Shut out the lights, Arco Arena
Late in the fourth quarter, a familiar image of Will Ferrell and Christopher Walken parodying Blue Oyster Cult on Saturday Night Live was broadcast on the jumbo-screen above center court. “I’ve got a fever and the only prescription … is more cowbell,” Walken barked. And so, Kings fans, as they have for 28 years, made near-deafening noise in the former Arco, now Sleep Train, Arena for the last time.
This particular night, Saturday, April 9, was the final game before the arena presumably becomes a vacant ghost dome. Built in 1988 and named Arco Arena II, it only cost $40 million. Compare that to the $507 million price tag on Golden 1 Center downtown, and $40 million is likely just the cost of the chairs. Arco looks like a cement barn in a field, one where actual cows once roamed Natomas in the ’80s. When Lakers head coach Phil Jackson called Sacramento a “cow town,” Kings fans leaned into the diss by filling the arena with cowbells. It’s a tradition that will not die. Cowbells still pass through security in obscene sizes to create a clanging, clunky symphony of 17,000 known as “Arco Thunder.”
In good times and bad, Arco Arena symbolized home-court advantage.
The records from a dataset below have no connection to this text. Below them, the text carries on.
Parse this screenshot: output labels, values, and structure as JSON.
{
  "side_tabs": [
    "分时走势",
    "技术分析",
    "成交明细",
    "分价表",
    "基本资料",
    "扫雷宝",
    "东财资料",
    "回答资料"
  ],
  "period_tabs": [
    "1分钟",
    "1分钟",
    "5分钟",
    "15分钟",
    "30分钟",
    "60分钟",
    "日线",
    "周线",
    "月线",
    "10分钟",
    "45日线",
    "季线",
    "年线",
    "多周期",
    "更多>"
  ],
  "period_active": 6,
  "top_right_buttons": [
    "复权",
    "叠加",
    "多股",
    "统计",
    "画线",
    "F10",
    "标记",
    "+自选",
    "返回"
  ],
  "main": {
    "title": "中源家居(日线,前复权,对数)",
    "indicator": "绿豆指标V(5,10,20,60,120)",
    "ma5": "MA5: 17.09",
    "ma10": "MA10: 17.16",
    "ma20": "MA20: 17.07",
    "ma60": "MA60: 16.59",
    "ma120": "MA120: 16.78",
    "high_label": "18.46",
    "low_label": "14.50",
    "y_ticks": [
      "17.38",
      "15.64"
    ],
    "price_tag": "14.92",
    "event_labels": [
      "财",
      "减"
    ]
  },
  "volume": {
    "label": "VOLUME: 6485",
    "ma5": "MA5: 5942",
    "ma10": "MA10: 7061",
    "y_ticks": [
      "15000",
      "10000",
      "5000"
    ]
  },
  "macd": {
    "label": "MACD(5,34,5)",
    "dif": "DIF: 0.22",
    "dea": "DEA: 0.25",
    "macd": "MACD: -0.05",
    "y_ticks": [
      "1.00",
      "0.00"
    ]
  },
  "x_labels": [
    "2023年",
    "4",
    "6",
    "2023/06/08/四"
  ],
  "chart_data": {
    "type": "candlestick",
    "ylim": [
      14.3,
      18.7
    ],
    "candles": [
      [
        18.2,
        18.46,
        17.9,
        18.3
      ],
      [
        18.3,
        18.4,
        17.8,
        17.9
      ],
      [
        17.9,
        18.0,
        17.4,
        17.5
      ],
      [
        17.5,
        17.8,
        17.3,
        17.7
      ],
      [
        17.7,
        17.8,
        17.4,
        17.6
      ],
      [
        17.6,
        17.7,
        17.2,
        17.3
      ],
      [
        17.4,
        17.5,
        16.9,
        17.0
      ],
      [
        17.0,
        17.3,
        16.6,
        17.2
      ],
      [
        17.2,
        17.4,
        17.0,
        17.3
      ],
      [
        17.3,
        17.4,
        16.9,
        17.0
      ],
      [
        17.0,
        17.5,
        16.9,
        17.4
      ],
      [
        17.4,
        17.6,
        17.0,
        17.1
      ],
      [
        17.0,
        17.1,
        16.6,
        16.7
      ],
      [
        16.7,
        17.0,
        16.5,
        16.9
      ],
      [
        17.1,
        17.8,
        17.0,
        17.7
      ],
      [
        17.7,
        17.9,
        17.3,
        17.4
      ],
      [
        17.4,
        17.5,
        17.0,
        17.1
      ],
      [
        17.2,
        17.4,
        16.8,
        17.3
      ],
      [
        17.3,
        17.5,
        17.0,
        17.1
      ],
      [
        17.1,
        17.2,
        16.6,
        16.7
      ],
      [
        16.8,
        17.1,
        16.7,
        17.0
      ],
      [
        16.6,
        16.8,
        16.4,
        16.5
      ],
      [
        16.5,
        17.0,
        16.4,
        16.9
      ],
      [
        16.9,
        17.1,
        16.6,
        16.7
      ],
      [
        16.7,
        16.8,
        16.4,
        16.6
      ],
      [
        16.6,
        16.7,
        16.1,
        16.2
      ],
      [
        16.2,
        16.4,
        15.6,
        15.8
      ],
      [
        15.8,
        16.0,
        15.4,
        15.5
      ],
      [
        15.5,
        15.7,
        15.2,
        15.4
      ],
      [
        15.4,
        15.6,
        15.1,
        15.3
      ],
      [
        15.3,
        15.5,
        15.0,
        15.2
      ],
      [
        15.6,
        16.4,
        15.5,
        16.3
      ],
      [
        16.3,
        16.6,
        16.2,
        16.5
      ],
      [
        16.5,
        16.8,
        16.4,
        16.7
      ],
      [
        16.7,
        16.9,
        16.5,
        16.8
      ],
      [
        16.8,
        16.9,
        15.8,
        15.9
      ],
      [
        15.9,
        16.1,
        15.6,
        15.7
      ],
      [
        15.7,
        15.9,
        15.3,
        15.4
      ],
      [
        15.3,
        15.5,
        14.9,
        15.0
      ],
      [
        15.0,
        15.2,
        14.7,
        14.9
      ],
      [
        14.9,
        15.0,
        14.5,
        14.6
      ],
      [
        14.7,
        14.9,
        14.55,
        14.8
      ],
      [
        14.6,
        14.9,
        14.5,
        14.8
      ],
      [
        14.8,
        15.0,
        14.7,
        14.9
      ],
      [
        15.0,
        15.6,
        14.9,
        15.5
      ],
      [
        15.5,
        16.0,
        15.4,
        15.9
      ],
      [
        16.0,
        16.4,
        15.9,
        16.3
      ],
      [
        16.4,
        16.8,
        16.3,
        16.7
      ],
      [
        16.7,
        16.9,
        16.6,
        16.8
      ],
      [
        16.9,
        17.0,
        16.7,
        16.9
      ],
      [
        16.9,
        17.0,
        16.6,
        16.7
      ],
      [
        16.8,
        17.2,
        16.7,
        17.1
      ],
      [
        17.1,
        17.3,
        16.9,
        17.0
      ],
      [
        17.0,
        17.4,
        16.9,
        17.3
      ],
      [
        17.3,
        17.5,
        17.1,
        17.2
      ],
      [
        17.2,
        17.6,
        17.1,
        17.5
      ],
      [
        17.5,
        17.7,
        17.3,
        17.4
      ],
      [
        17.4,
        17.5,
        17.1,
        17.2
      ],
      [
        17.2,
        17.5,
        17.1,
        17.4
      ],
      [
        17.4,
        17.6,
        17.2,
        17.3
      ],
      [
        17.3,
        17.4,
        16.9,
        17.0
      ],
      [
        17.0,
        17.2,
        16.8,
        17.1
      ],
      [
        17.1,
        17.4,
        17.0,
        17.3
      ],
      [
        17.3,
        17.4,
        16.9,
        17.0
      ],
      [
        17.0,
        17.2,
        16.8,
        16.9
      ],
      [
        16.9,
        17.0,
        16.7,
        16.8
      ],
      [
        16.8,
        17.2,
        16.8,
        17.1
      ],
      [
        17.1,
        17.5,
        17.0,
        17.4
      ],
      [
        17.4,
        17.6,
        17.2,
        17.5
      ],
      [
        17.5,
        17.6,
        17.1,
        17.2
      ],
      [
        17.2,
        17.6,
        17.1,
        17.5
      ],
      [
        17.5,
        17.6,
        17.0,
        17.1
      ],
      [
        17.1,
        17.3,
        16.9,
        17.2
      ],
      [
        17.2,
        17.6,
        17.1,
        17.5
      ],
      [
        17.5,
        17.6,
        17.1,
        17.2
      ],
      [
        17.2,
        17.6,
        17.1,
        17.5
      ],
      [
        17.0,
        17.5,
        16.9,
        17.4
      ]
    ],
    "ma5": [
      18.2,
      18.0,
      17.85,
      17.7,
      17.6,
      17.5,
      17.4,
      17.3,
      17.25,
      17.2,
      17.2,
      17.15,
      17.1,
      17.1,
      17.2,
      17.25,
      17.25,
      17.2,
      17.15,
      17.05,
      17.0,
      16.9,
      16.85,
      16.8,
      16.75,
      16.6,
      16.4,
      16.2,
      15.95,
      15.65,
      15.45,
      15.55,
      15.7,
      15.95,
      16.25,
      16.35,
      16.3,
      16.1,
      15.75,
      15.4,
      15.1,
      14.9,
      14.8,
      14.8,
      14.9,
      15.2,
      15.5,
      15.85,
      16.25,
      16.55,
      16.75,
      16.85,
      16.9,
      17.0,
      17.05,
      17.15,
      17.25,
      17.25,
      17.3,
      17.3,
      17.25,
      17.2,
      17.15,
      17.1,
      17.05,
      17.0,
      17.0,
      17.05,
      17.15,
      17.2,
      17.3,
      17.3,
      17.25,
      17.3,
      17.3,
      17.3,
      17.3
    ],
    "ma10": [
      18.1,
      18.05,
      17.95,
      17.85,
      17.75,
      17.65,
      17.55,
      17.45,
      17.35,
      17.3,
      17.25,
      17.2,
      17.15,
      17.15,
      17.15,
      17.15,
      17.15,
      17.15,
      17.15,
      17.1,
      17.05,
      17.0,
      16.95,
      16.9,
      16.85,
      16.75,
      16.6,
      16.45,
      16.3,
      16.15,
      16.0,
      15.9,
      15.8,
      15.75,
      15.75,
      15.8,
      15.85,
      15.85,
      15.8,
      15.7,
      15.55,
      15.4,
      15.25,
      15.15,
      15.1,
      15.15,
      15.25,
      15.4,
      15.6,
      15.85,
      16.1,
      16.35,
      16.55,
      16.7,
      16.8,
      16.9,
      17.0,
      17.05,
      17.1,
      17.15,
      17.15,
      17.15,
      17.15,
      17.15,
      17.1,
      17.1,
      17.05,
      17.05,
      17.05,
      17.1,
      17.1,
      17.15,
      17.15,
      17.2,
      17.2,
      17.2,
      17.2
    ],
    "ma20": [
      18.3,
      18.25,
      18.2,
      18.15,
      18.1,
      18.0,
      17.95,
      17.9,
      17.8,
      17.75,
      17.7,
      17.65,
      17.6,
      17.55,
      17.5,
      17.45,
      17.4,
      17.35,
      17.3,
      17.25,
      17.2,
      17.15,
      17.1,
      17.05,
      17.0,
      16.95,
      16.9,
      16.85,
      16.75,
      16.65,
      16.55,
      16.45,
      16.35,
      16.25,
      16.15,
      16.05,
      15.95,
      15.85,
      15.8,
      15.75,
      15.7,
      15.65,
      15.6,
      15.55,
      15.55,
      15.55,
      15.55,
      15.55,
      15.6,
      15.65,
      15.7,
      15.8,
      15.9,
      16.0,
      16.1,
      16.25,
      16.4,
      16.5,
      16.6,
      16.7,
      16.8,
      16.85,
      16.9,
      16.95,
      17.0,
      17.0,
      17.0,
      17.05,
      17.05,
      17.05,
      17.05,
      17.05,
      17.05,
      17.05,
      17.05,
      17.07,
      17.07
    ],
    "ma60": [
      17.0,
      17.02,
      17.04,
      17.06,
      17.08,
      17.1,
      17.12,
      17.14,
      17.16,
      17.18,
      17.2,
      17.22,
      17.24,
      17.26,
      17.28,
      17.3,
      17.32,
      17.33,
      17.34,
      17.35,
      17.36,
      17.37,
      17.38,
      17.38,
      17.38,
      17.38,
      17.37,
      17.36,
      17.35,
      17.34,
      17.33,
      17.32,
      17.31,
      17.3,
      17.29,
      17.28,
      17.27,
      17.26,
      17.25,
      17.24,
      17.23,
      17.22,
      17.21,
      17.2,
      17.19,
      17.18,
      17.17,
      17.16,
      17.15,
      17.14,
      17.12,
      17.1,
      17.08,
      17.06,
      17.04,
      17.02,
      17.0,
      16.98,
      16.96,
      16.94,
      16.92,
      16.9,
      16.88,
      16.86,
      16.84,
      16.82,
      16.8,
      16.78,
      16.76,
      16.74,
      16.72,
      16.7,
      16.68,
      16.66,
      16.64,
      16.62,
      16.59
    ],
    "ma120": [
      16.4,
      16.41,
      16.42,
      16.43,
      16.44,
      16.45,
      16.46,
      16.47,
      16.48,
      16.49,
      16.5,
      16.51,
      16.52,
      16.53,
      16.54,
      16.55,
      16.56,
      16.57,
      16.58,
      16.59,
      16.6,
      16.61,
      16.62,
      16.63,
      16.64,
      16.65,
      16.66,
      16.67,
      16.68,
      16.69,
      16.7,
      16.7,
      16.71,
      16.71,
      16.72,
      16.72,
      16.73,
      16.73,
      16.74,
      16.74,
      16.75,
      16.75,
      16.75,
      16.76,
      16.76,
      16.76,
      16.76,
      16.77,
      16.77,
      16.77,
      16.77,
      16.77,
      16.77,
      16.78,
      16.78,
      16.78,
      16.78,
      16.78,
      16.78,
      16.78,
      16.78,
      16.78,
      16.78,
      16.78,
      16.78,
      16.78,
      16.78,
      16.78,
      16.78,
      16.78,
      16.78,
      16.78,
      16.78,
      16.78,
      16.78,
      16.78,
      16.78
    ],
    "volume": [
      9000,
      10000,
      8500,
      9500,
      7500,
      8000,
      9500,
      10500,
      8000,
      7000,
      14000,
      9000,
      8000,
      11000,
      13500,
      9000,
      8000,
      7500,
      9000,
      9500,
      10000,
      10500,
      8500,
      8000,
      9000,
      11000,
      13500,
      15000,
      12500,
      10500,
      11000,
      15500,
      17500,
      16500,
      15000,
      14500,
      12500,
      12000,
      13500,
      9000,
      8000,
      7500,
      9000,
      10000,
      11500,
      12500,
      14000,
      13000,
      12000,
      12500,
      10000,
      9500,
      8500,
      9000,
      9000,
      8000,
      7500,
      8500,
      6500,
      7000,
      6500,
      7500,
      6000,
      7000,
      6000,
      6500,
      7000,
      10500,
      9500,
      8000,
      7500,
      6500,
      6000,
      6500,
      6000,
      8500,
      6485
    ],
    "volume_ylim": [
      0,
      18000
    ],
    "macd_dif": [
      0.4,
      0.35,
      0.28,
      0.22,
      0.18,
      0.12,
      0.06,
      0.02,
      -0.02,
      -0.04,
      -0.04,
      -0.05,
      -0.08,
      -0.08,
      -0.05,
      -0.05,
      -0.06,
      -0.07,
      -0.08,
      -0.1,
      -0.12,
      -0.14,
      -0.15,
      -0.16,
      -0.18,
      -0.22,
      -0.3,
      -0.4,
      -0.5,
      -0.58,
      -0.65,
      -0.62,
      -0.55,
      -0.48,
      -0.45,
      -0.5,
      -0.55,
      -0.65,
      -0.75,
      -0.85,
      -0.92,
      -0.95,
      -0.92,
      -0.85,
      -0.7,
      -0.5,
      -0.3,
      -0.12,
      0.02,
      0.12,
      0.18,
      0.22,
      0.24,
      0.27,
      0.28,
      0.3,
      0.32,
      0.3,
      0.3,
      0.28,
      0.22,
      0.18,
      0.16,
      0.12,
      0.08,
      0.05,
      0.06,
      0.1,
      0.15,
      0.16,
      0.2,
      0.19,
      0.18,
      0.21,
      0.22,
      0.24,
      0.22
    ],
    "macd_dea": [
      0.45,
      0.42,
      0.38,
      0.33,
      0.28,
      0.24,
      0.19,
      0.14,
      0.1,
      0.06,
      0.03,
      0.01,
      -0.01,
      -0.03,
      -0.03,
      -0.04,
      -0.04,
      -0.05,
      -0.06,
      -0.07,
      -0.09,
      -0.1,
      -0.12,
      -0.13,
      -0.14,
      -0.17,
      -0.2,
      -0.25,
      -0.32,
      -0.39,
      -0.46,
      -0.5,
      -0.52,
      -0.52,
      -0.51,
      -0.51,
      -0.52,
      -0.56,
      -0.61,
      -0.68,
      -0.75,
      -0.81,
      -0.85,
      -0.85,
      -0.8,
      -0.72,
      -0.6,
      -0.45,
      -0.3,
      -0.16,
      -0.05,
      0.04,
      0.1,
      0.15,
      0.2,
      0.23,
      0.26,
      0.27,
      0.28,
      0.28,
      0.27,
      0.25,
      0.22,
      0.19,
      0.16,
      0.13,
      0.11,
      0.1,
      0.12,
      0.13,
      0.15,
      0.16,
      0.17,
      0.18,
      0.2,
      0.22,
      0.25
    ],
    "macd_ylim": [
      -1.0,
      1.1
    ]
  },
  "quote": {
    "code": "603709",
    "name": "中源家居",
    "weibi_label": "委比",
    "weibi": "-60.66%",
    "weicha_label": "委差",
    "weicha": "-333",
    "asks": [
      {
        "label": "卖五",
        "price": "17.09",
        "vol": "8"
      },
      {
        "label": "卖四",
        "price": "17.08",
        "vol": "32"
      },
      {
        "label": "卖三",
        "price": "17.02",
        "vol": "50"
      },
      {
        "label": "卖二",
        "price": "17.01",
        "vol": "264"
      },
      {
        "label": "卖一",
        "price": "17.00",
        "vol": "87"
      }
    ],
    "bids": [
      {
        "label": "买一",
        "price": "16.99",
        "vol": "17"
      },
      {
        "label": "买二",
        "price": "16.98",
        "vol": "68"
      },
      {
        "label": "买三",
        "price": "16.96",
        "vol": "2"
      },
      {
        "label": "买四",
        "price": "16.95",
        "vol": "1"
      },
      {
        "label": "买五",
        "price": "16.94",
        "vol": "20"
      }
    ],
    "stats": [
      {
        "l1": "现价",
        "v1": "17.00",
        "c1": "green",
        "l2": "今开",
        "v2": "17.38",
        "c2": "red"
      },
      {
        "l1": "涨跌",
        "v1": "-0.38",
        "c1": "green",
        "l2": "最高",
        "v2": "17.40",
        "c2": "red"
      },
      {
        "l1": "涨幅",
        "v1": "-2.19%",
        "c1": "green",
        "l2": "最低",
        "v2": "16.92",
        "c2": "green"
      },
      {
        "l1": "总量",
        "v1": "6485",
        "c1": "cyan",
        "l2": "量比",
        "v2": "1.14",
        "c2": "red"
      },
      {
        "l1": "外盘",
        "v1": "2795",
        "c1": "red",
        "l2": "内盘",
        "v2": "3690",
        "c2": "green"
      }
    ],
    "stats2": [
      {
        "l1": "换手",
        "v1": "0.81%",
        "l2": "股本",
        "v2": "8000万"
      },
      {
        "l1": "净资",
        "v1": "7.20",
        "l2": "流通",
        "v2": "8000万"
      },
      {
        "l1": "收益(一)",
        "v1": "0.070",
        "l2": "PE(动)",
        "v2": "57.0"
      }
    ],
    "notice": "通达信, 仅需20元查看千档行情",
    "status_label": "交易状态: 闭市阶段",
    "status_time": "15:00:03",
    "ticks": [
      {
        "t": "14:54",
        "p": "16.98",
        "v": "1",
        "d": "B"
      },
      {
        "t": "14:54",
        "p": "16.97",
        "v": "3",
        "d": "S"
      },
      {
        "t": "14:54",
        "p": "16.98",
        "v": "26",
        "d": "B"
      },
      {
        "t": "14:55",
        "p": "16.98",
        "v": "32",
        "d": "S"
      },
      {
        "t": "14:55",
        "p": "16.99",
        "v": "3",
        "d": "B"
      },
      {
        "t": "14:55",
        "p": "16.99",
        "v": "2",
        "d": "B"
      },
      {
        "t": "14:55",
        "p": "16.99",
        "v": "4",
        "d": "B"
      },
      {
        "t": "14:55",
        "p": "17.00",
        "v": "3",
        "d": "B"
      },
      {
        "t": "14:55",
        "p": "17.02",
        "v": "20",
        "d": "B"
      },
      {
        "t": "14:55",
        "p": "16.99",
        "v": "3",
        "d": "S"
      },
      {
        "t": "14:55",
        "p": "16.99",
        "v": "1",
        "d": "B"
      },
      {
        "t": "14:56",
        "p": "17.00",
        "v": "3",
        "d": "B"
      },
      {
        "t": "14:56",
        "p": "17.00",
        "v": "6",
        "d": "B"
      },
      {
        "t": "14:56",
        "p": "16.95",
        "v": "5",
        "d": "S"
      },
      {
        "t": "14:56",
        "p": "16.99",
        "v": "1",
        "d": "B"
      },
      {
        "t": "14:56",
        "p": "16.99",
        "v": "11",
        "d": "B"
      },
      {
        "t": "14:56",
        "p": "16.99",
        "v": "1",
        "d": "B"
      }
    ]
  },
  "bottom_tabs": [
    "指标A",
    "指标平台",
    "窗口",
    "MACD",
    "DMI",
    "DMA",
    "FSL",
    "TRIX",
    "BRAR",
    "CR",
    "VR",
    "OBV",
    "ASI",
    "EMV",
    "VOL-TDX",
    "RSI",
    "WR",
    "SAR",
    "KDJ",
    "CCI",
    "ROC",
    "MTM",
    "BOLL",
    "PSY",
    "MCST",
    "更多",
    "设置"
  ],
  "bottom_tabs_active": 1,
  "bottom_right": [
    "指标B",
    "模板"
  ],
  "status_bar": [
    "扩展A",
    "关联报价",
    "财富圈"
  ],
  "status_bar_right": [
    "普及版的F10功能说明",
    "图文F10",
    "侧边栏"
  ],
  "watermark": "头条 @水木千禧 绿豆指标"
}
Whether it’s Kobe Bryant, Bill Walton, Shaquille O’Neal or Lebron James, they all say the same thing: Arco (or whatever one calls it) remains the loudest court in the NBA. When Mike Bibby hit “the shot” that won Game 5 of the Western Conference Finals in 2002, Arco likely set the loudest arena record. In 2013, the Kings invited Guinness to make that record official. In the inaugural season, Larry Bird felt the thunder when he missed two clutch free throws that sealed a Kings win against the Celtic dynasty of the 1980s. So with seven seconds left on Saturday and Oklahoma City Thunder’s Russell Westbrook at the free throw line to potentially tie the game—to spoil the final game at Arco—Kings announcer Scott Moak hit his cue.
“Let’s give him a taste of that Arco Thunder.”
Westbrook made all three, but a foul at the other end that sent Rudy Gay to the line with one second remaining sealed a Kings victory. A finale apropos of the franchise’s haphazard season. Asked if meant a lot to him to be the last player to score in the arena, Gay kept it about the team’s accomplishment.
“Naw, it’s all about the win,” he said. “They could have beat us and shut the lights off and it wouldn’t have been as sweet.”
Throughout the night, 30 former Kings players were the guests of honor, sporting baby blue jerseys in homage to the first season. Brad Miller embraced the celebration by coming out of retirement in the form of an arena hypeman. What he referred to as his “bow-hunting arm” was getting good use lobbing T-shirts and mini-basketballs into the crowd. Much like visiting players talk of Arco a certain way, former Kings have their own language of respect, admiration and an intangible element that gave them some of their best seasons in the league.
“That court out there—that 94 feet—that was magical,” Miller said.